## THE TASK
Print the records below exactly, and do not carry over any picture.

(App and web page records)
***
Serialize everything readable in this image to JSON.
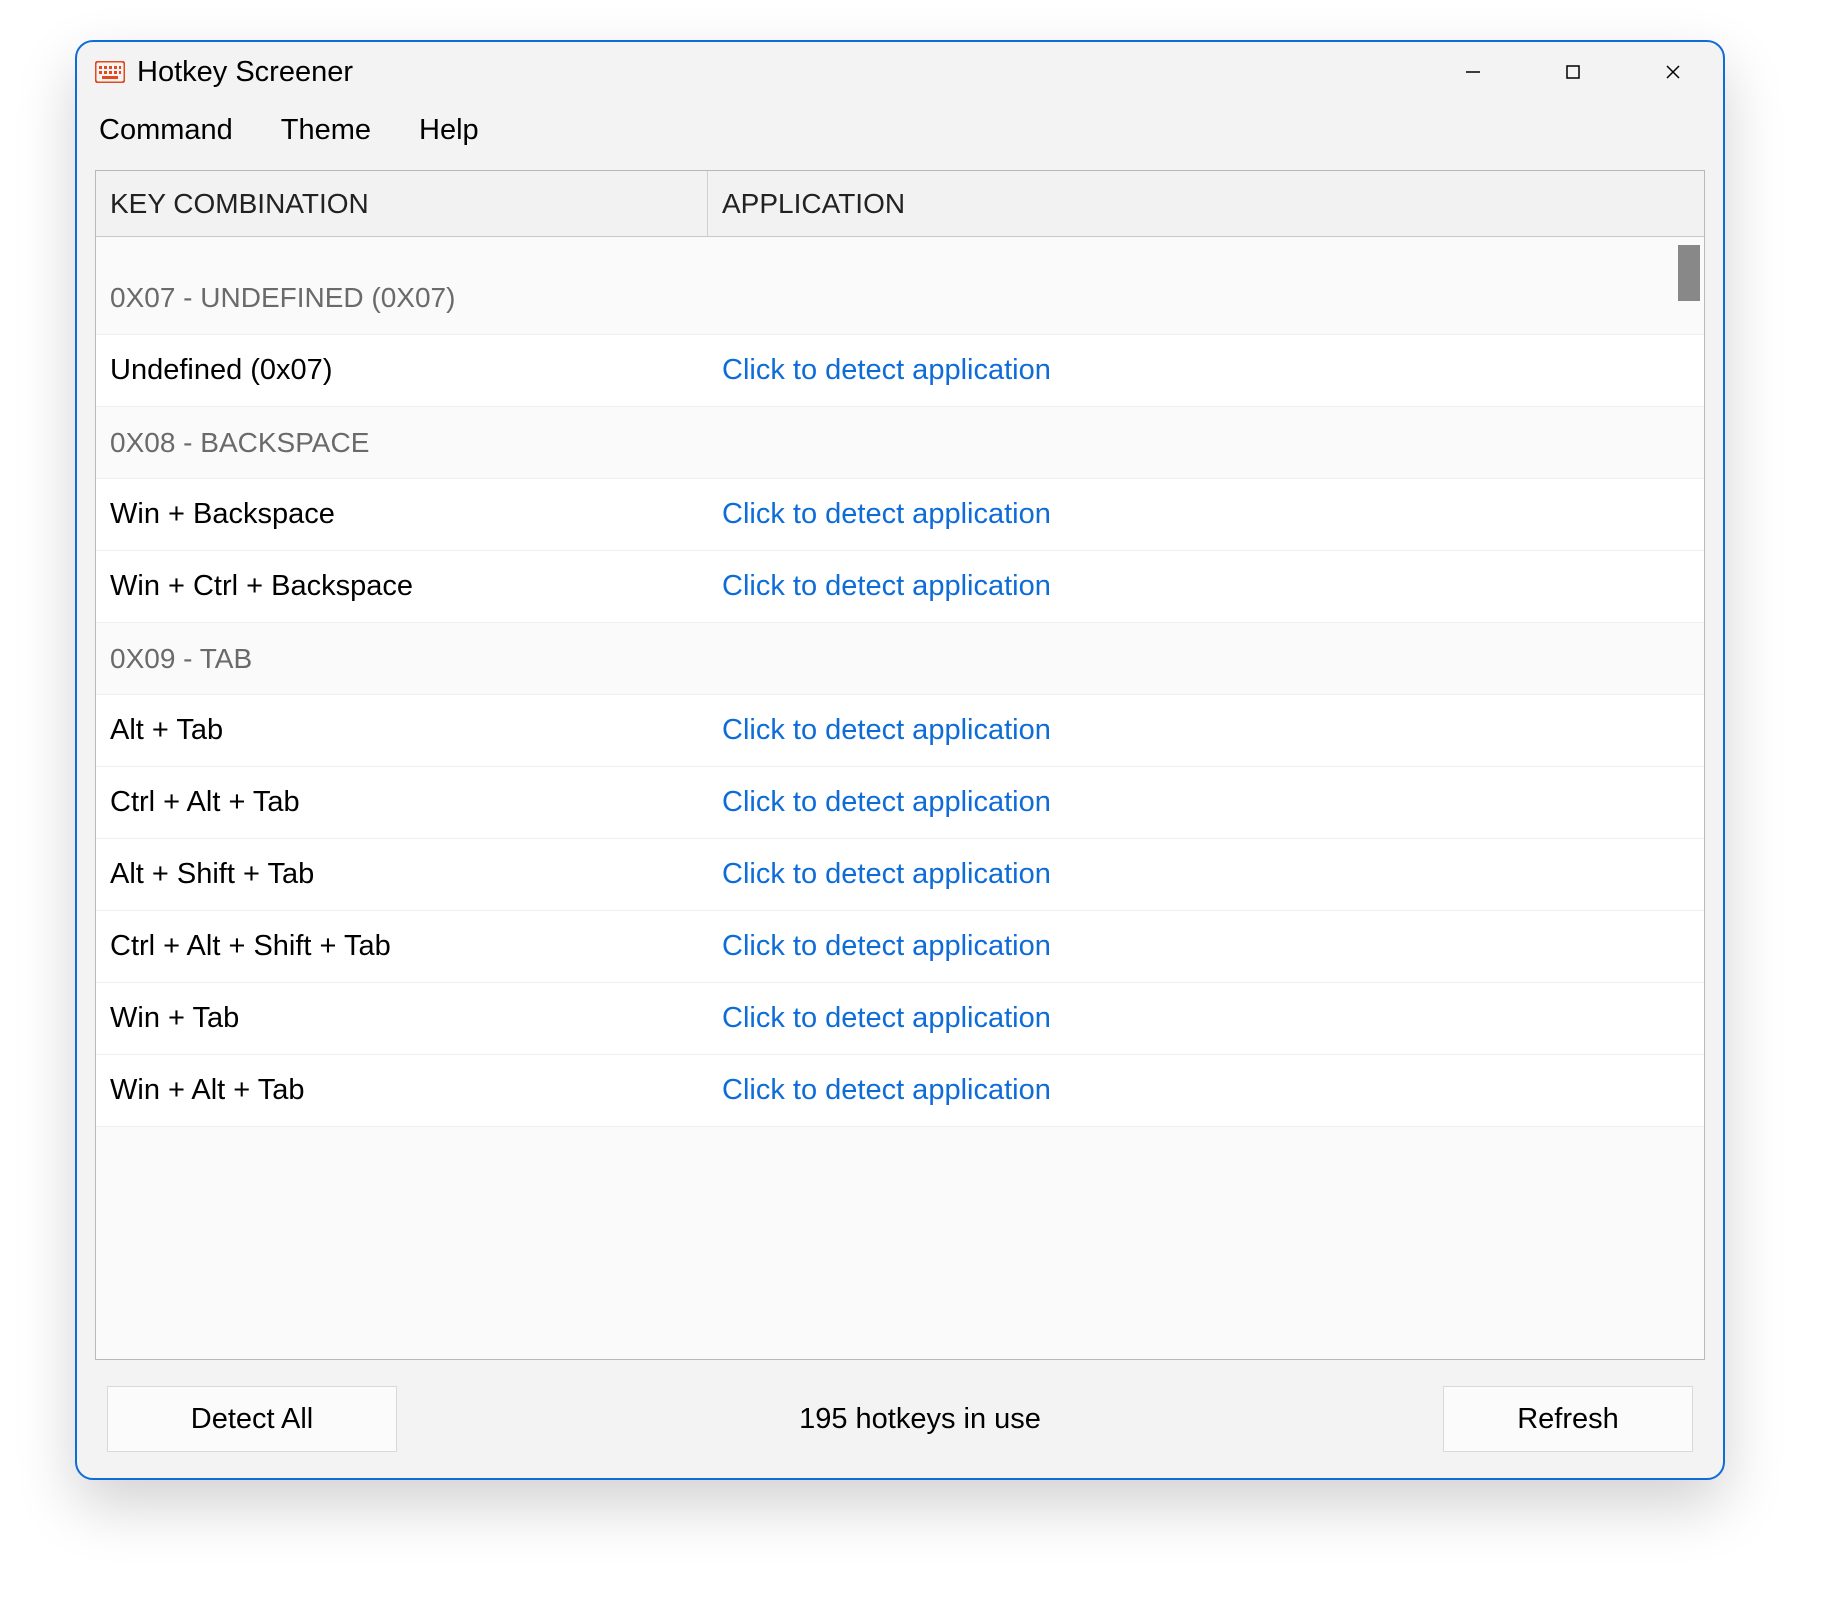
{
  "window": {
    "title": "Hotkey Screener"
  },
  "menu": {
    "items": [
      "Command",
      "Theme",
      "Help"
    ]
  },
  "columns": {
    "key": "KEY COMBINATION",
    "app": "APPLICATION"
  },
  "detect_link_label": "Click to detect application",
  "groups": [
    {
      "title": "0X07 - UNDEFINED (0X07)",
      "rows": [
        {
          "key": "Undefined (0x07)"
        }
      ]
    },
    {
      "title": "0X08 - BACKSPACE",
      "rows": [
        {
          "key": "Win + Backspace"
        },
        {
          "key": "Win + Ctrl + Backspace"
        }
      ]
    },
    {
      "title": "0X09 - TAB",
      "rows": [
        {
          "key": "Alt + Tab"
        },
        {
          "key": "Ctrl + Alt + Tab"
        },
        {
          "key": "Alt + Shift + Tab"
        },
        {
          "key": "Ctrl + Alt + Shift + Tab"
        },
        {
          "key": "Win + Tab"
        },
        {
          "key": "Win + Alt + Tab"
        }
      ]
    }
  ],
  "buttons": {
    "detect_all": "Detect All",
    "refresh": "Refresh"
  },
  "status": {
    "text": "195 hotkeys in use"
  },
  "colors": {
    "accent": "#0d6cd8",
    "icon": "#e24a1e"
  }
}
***
## EXERCISE OUTPUT
Serialize everything readable in this image to JSON.
{
  "window": {
    "title": "Hotkey Screener"
  },
  "menu": {
    "items": [
      "Command",
      "Theme",
      "Help"
    ]
  },
  "columns": {
    "key": "KEY COMBINATION",
    "app": "APPLICATION"
  },
  "detect_link_label": "Click to detect application",
  "groups": [
    {
      "title": "0X07 - UNDEFINED (0X07)",
      "rows": [
        {
          "key": "Undefined (0x07)"
        }
      ]
    },
    {
      "title": "0X08 - BACKSPACE",
      "rows": [
        {
          "key": "Win + Backspace"
        },
        {
          "key": "Win + Ctrl + Backspace"
        }
      ]
    },
    {
      "title": "0X09 - TAB",
      "rows": [
        {
          "key": "Alt + Tab"
        },
        {
          "key": "Ctrl + Alt + Tab"
        },
        {
          "key": "Alt + Shift + Tab"
        },
        {
          "key": "Ctrl + Alt + Shift + Tab"
        },
        {
          "key": "Win + Tab"
        },
        {
          "key": "Win + Alt + Tab"
        }
      ]
    }
  ],
  "buttons": {
    "detect_all": "Detect All",
    "refresh": "Refresh"
  },
  "status": {
    "text": "195 hotkeys in use"
  },
  "colors": {
    "accent": "#0d6cd8",
    "icon": "#e24a1e"
  }
}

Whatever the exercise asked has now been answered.